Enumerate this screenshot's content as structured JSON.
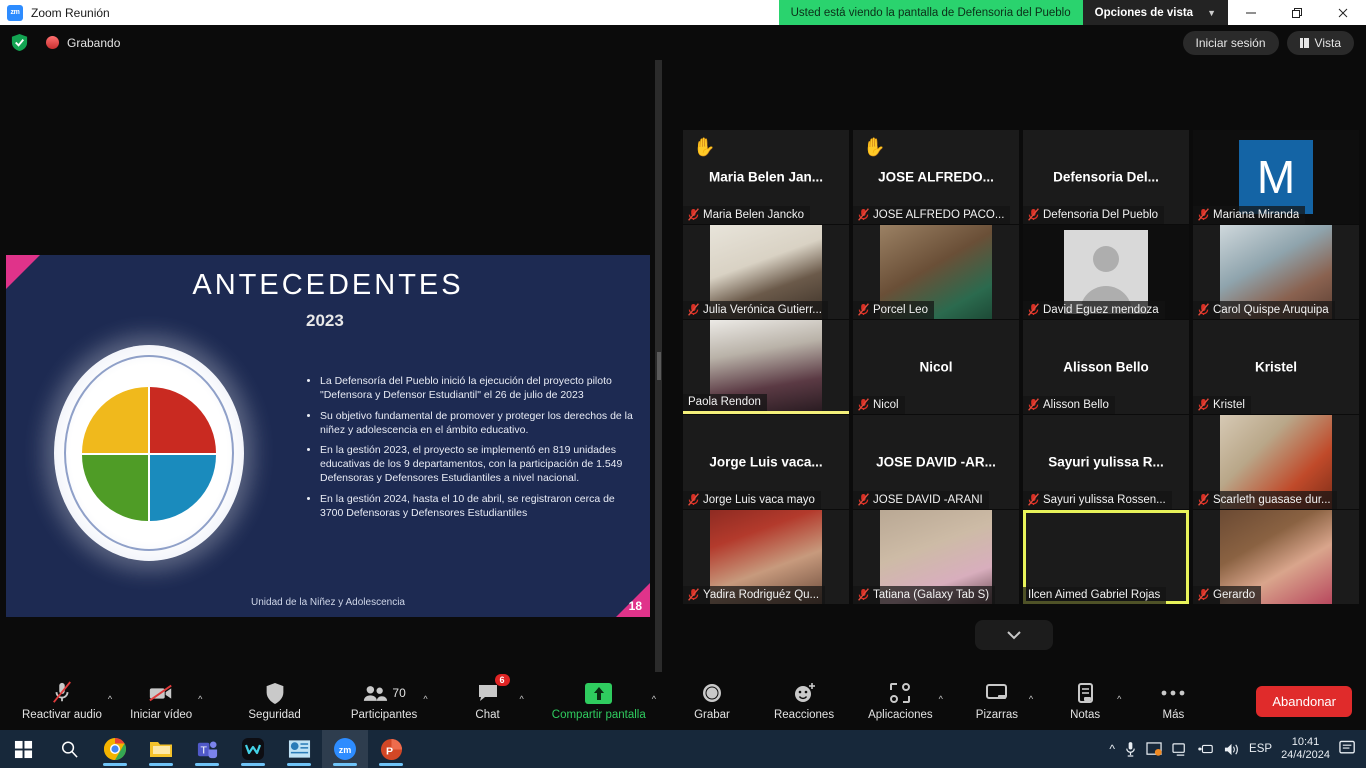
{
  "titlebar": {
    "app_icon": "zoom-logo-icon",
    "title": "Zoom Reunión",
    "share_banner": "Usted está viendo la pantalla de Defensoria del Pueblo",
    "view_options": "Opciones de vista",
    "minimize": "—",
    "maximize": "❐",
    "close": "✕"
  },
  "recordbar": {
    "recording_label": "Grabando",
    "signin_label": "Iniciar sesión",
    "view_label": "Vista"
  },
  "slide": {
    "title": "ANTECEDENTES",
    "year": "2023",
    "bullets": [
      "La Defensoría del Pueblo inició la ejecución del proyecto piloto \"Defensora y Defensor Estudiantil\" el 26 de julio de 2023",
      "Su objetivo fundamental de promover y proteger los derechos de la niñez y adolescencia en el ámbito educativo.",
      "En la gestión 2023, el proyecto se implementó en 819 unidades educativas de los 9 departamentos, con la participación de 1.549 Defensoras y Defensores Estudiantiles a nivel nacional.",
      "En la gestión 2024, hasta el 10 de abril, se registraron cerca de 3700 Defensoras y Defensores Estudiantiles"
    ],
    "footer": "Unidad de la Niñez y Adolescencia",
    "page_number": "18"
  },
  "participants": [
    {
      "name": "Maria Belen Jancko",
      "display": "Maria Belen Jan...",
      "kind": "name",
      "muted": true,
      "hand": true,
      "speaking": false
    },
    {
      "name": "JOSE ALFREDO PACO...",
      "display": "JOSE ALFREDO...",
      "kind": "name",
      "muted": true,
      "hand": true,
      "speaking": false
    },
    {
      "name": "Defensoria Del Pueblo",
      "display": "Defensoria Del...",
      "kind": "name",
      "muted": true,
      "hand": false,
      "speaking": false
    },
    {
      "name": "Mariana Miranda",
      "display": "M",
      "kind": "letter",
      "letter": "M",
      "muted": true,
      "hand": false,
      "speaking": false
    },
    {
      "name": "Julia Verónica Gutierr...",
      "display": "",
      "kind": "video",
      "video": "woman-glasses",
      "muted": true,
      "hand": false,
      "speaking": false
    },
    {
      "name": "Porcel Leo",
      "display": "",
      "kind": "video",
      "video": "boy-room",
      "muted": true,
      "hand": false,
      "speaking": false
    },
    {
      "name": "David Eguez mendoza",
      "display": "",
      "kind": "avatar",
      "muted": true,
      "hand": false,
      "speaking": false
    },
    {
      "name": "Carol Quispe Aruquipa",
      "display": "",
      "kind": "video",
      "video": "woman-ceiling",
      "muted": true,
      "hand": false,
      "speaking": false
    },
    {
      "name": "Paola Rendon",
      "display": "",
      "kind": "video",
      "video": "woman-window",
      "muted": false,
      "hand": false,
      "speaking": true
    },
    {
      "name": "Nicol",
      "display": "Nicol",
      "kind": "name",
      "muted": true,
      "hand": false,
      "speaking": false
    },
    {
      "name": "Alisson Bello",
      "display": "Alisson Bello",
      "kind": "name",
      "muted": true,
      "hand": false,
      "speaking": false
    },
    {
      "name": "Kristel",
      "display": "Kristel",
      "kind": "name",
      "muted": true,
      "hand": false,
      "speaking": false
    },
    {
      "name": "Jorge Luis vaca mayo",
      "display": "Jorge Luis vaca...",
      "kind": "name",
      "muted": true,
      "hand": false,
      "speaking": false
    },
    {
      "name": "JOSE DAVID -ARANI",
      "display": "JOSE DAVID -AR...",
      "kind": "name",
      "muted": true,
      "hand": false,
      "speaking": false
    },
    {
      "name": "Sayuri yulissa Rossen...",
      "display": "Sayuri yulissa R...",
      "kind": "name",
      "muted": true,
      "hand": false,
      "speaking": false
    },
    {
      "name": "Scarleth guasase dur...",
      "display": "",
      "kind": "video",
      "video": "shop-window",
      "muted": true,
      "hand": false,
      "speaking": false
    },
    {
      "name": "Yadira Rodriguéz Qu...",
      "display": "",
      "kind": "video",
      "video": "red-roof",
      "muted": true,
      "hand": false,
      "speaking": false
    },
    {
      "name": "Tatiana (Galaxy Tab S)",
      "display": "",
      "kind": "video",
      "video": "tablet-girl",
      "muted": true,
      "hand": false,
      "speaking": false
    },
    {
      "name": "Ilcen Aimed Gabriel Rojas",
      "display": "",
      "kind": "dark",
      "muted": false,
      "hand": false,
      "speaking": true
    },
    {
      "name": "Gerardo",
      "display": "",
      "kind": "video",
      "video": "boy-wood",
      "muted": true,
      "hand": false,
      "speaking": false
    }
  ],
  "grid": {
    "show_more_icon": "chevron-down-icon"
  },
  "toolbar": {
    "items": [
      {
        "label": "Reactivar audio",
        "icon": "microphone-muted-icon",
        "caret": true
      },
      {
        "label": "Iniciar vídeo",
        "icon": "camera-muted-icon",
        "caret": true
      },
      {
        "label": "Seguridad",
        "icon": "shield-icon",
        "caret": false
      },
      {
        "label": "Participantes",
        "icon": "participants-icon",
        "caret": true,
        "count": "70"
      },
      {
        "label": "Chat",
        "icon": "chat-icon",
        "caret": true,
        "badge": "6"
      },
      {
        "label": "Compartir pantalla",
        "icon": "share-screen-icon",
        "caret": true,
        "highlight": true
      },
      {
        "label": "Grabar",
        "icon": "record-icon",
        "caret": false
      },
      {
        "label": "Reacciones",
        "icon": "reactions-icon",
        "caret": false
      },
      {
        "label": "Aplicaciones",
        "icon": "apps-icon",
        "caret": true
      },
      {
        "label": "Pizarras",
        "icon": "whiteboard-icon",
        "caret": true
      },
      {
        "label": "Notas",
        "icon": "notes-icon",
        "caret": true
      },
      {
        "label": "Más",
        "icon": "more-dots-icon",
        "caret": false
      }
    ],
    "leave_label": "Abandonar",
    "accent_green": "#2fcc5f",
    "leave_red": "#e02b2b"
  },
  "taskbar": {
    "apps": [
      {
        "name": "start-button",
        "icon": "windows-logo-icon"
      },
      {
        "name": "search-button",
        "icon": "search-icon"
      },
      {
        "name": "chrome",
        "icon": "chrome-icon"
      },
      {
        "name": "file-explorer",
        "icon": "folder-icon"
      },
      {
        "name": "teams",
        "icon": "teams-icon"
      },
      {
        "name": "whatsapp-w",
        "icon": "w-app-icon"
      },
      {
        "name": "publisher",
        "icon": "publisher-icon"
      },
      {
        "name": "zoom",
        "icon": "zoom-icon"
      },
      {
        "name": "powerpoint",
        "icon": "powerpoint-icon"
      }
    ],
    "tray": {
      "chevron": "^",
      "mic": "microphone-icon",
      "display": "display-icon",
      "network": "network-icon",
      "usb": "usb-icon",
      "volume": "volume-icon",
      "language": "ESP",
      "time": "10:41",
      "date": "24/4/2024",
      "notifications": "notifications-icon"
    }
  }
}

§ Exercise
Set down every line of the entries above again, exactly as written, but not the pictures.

§ Solution to the problem
Enumerate this screenshot's content as structured JSON.
{
  "titlebar": {
    "app_icon": "zoom-logo-icon",
    "title": "Zoom Reunión",
    "share_banner": "Usted está viendo la pantalla de Defensoria del Pueblo",
    "view_options": "Opciones de vista",
    "minimize": "—",
    "maximize": "❐",
    "close": "✕"
  },
  "recordbar": {
    "recording_label": "Grabando",
    "signin_label": "Iniciar sesión",
    "view_label": "Vista"
  },
  "slide": {
    "title": "ANTECEDENTES",
    "year": "2023",
    "bullets": [
      "La Defensoría del Pueblo inició la ejecución del proyecto piloto \"Defensora y Defensor Estudiantil\" el 26 de julio de 2023",
      "Su objetivo fundamental de promover y proteger los derechos de la niñez y adolescencia en el ámbito educativo.",
      "En la gestión 2023, el proyecto se implementó en 819 unidades educativas de los 9 departamentos, con la participación de 1.549 Defensoras y Defensores Estudiantiles a nivel nacional.",
      "En la gestión 2024, hasta el 10 de abril, se registraron cerca de 3700 Defensoras y Defensores Estudiantiles"
    ],
    "footer": "Unidad de la Niñez y Adolescencia",
    "page_number": "18"
  },
  "participants": [
    {
      "name": "Maria Belen Jancko",
      "display": "Maria Belen Jan...",
      "kind": "name",
      "muted": true,
      "hand": true,
      "speaking": false
    },
    {
      "name": "JOSE ALFREDO PACO...",
      "display": "JOSE ALFREDO...",
      "kind": "name",
      "muted": true,
      "hand": true,
      "speaking": false
    },
    {
      "name": "Defensoria Del Pueblo",
      "display": "Defensoria Del...",
      "kind": "name",
      "muted": true,
      "hand": false,
      "speaking": false
    },
    {
      "name": "Mariana Miranda",
      "display": "M",
      "kind": "letter",
      "letter": "M",
      "muted": true,
      "hand": false,
      "speaking": false
    },
    {
      "name": "Julia Verónica Gutierr...",
      "display": "",
      "kind": "video",
      "video": "woman-glasses",
      "muted": true,
      "hand": false,
      "speaking": false
    },
    {
      "name": "Porcel Leo",
      "display": "",
      "kind": "video",
      "video": "boy-room",
      "muted": true,
      "hand": false,
      "speaking": false
    },
    {
      "name": "David Eguez mendoza",
      "display": "",
      "kind": "avatar",
      "muted": true,
      "hand": false,
      "speaking": false
    },
    {
      "name": "Carol Quispe Aruquipa",
      "display": "",
      "kind": "video",
      "video": "woman-ceiling",
      "muted": true,
      "hand": false,
      "speaking": false
    },
    {
      "name": "Paola Rendon",
      "display": "",
      "kind": "video",
      "video": "woman-window",
      "muted": false,
      "hand": false,
      "speaking": true
    },
    {
      "name": "Nicol",
      "display": "Nicol",
      "kind": "name",
      "muted": true,
      "hand": false,
      "speaking": false
    },
    {
      "name": "Alisson Bello",
      "display": "Alisson Bello",
      "kind": "name",
      "muted": true,
      "hand": false,
      "speaking": false
    },
    {
      "name": "Kristel",
      "display": "Kristel",
      "kind": "name",
      "muted": true,
      "hand": false,
      "speaking": false
    },
    {
      "name": "Jorge Luis vaca mayo",
      "display": "Jorge Luis vaca...",
      "kind": "name",
      "muted": true,
      "hand": false,
      "speaking": false
    },
    {
      "name": "JOSE DAVID -ARANI",
      "display": "JOSE DAVID -AR...",
      "kind": "name",
      "muted": true,
      "hand": false,
      "speaking": false
    },
    {
      "name": "Sayuri yulissa Rossen...",
      "display": "Sayuri yulissa R...",
      "kind": "name",
      "muted": true,
      "hand": false,
      "speaking": false
    },
    {
      "name": "Scarleth guasase dur...",
      "display": "",
      "kind": "video",
      "video": "shop-window",
      "muted": true,
      "hand": false,
      "speaking": false
    },
    {
      "name": "Yadira Rodriguéz Qu...",
      "display": "",
      "kind": "video",
      "video": "red-roof",
      "muted": true,
      "hand": false,
      "speaking": false
    },
    {
      "name": "Tatiana (Galaxy Tab S)",
      "display": "",
      "kind": "video",
      "video": "tablet-girl",
      "muted": true,
      "hand": false,
      "speaking": false
    },
    {
      "name": "Ilcen Aimed Gabriel Rojas",
      "display": "",
      "kind": "dark",
      "muted": false,
      "hand": false,
      "speaking": true
    },
    {
      "name": "Gerardo",
      "display": "",
      "kind": "video",
      "video": "boy-wood",
      "muted": true,
      "hand": false,
      "speaking": false
    }
  ],
  "grid": {
    "show_more_icon": "chevron-down-icon"
  },
  "toolbar": {
    "items": [
      {
        "label": "Reactivar audio",
        "icon": "microphone-muted-icon",
        "caret": true
      },
      {
        "label": "Iniciar vídeo",
        "icon": "camera-muted-icon",
        "caret": true
      },
      {
        "label": "Seguridad",
        "icon": "shield-icon",
        "caret": false
      },
      {
        "label": "Participantes",
        "icon": "participants-icon",
        "caret": true,
        "count": "70"
      },
      {
        "label": "Chat",
        "icon": "chat-icon",
        "caret": true,
        "badge": "6"
      },
      {
        "label": "Compartir pantalla",
        "icon": "share-screen-icon",
        "caret": true,
        "highlight": true
      },
      {
        "label": "Grabar",
        "icon": "record-icon",
        "caret": false
      },
      {
        "label": "Reacciones",
        "icon": "reactions-icon",
        "caret": false
      },
      {
        "label": "Aplicaciones",
        "icon": "apps-icon",
        "caret": true
      },
      {
        "label": "Pizarras",
        "icon": "whiteboard-icon",
        "caret": true
      },
      {
        "label": "Notas",
        "icon": "notes-icon",
        "caret": true
      },
      {
        "label": "Más",
        "icon": "more-dots-icon",
        "caret": false
      }
    ],
    "leave_label": "Abandonar",
    "accent_green": "#2fcc5f",
    "leave_red": "#e02b2b"
  },
  "taskbar": {
    "apps": [
      {
        "name": "start-button",
        "icon": "windows-logo-icon"
      },
      {
        "name": "search-button",
        "icon": "search-icon"
      },
      {
        "name": "chrome",
        "icon": "chrome-icon"
      },
      {
        "name": "file-explorer",
        "icon": "folder-icon"
      },
      {
        "name": "teams",
        "icon": "teams-icon"
      },
      {
        "name": "whatsapp-w",
        "icon": "w-app-icon"
      },
      {
        "name": "publisher",
        "icon": "publisher-icon"
      },
      {
        "name": "zoom",
        "icon": "zoom-icon"
      },
      {
        "name": "powerpoint",
        "icon": "powerpoint-icon"
      }
    ],
    "tray": {
      "chevron": "^",
      "mic": "microphone-icon",
      "display": "display-icon",
      "network": "network-icon",
      "usb": "usb-icon",
      "volume": "volume-icon",
      "language": "ESP",
      "time": "10:41",
      "date": "24/4/2024",
      "notifications": "notifications-icon"
    }
  }
}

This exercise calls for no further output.